■ Work task: The word "date" marks the lines to copy; find all of them in the entries below.

■ Raw data:
::::::

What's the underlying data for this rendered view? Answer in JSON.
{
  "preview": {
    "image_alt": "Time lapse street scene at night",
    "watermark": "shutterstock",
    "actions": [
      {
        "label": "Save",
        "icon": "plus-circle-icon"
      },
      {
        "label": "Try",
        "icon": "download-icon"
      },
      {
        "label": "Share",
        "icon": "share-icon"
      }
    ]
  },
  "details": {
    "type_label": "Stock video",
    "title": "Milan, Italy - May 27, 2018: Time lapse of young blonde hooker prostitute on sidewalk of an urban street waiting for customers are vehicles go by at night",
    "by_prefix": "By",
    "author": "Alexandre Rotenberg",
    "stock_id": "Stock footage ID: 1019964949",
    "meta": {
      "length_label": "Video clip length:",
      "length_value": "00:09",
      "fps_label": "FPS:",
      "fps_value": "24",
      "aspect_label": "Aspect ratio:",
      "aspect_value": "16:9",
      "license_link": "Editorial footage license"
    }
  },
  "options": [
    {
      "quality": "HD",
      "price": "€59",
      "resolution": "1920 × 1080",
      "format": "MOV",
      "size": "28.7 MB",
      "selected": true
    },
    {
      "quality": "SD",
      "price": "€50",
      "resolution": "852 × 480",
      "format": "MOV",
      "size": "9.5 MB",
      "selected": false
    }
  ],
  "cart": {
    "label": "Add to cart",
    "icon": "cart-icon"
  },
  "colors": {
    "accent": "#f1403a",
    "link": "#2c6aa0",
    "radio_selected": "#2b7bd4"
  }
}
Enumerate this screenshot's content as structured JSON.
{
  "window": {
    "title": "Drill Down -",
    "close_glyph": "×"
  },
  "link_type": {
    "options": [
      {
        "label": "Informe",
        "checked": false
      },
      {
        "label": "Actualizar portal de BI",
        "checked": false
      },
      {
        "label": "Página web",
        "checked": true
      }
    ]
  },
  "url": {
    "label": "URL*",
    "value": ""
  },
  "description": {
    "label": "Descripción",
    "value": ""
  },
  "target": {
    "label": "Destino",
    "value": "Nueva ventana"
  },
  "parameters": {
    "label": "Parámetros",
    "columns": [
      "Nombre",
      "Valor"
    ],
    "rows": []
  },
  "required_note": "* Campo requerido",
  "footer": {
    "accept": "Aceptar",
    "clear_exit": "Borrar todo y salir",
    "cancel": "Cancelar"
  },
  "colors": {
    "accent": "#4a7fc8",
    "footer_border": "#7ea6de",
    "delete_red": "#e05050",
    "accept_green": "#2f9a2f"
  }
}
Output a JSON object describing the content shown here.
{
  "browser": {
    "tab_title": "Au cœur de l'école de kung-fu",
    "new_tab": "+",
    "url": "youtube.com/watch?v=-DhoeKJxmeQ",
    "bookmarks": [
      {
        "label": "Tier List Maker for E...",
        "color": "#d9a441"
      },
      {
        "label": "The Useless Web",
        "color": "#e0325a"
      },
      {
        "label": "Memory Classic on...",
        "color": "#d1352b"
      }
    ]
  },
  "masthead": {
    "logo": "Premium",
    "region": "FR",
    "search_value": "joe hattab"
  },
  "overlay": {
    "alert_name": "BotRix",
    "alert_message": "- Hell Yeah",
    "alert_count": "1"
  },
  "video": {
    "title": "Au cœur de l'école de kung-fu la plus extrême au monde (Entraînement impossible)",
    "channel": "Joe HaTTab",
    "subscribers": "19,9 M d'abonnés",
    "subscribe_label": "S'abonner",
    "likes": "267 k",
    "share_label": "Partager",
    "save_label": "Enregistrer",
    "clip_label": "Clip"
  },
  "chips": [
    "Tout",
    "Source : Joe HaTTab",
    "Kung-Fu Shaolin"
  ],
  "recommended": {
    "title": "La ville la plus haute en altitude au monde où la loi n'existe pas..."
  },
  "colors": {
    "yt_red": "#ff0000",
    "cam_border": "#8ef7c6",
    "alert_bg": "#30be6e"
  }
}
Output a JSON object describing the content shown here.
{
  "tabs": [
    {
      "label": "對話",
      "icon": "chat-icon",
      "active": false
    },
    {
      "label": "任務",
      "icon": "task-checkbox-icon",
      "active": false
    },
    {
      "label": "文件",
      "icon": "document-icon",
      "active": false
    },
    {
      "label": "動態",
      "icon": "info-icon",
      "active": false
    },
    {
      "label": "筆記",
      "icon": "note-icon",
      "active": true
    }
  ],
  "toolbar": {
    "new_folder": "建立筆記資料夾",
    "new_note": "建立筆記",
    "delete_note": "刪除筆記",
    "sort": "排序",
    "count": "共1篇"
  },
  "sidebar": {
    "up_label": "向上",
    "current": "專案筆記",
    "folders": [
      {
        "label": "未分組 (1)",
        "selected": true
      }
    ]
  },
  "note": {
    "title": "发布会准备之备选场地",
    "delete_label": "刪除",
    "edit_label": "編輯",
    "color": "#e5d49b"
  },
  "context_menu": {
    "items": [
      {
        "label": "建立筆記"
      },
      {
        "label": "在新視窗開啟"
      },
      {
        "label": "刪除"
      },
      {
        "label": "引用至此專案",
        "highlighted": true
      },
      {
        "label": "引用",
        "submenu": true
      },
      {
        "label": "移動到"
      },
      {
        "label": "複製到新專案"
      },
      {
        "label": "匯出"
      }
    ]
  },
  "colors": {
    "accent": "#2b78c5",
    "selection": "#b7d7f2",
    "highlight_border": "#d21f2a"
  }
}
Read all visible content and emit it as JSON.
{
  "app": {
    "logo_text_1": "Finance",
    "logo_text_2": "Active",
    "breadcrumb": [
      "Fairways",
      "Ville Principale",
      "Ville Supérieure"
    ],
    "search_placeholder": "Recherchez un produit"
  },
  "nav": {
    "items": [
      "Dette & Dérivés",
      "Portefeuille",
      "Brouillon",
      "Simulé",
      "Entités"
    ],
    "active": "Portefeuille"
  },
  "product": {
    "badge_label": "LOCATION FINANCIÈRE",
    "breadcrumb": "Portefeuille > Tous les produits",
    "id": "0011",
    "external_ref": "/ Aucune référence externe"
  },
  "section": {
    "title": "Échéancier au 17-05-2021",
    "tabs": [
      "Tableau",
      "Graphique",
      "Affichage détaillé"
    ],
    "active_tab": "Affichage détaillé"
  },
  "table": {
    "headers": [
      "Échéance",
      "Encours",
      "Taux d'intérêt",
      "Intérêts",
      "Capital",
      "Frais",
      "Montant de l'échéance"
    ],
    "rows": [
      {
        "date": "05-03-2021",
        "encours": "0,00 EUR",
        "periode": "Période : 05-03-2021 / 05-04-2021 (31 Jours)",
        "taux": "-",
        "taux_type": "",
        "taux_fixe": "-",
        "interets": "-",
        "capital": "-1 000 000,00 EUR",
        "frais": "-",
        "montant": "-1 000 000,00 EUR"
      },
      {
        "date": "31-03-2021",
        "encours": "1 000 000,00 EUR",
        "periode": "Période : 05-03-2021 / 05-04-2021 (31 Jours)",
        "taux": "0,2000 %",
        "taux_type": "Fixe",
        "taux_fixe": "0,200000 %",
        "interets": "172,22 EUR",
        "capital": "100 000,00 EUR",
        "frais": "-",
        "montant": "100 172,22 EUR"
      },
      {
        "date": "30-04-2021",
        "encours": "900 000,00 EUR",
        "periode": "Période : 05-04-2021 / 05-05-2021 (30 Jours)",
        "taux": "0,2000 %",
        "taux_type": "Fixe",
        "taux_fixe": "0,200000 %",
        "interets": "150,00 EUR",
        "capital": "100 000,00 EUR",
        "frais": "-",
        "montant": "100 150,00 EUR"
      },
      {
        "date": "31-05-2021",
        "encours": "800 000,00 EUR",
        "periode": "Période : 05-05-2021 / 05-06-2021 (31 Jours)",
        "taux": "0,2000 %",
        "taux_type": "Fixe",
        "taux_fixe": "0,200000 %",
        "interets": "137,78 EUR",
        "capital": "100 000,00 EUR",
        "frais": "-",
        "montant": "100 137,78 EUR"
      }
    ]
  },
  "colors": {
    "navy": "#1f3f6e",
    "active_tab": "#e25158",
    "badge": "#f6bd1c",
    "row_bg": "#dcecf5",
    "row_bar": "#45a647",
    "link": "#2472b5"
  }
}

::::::

■ Solution to the exercise:
        "date": "05-03-2021",
        "date": "31-03-2021",
        "date": "30-04-2021",
        "date": "31-05-2021",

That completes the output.